**Task description:** Could you filter the records below and return each line that holds "icon"?

**Information:**
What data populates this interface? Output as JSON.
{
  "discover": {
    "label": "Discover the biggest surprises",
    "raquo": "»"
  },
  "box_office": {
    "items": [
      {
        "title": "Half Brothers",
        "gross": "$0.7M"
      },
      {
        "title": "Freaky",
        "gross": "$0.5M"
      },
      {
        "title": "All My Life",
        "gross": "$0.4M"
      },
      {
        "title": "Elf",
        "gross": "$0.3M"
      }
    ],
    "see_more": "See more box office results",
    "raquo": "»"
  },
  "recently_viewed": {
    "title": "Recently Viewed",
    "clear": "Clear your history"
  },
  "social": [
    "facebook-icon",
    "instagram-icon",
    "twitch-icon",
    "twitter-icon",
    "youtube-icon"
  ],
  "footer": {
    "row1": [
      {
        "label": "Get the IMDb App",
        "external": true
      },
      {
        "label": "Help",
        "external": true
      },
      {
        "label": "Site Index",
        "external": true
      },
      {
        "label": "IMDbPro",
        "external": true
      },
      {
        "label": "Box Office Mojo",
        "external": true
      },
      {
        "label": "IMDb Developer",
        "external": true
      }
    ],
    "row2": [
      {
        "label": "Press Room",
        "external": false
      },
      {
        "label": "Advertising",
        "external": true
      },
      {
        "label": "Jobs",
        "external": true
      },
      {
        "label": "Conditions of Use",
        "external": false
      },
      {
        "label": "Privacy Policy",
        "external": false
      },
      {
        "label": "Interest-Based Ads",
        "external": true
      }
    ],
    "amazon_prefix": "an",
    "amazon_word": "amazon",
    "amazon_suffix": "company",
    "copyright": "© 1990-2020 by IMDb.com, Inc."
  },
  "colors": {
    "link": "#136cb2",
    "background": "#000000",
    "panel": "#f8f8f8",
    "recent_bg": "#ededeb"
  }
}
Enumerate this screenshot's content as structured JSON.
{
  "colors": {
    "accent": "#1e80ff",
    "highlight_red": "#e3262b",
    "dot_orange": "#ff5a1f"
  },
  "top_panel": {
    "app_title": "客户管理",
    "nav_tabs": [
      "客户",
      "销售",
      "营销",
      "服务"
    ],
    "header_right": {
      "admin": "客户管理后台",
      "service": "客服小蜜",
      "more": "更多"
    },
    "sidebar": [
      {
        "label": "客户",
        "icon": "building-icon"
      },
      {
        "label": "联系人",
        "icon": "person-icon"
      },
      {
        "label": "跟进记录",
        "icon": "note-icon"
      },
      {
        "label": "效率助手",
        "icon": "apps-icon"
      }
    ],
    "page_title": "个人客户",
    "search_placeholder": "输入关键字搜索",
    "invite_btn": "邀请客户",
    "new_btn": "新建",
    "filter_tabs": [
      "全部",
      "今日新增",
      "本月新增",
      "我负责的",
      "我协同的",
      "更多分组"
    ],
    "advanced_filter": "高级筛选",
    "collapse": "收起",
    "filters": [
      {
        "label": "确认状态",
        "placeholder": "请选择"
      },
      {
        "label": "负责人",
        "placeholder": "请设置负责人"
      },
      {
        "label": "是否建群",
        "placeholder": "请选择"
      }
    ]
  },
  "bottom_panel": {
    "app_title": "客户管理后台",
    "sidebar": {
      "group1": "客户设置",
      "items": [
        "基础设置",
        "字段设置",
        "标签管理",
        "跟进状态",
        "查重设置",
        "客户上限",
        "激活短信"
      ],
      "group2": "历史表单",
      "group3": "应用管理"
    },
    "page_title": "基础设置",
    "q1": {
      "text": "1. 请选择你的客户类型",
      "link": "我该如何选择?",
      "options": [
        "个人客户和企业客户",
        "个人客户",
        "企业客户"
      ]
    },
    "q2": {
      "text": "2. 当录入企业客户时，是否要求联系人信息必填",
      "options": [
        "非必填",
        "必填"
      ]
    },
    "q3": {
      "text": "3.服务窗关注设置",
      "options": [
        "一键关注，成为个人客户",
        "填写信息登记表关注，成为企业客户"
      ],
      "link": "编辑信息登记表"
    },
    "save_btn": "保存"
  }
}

**Response for this exercise:**
    "facebook-icon",
    "instagram-icon",
    "twitch-icon",
    "twitter-icon",
    "youtube-icon"
        "icon": "building-icon"
        "icon": "person-icon"
        "icon": "note-icon"
        "icon": "apps-icon"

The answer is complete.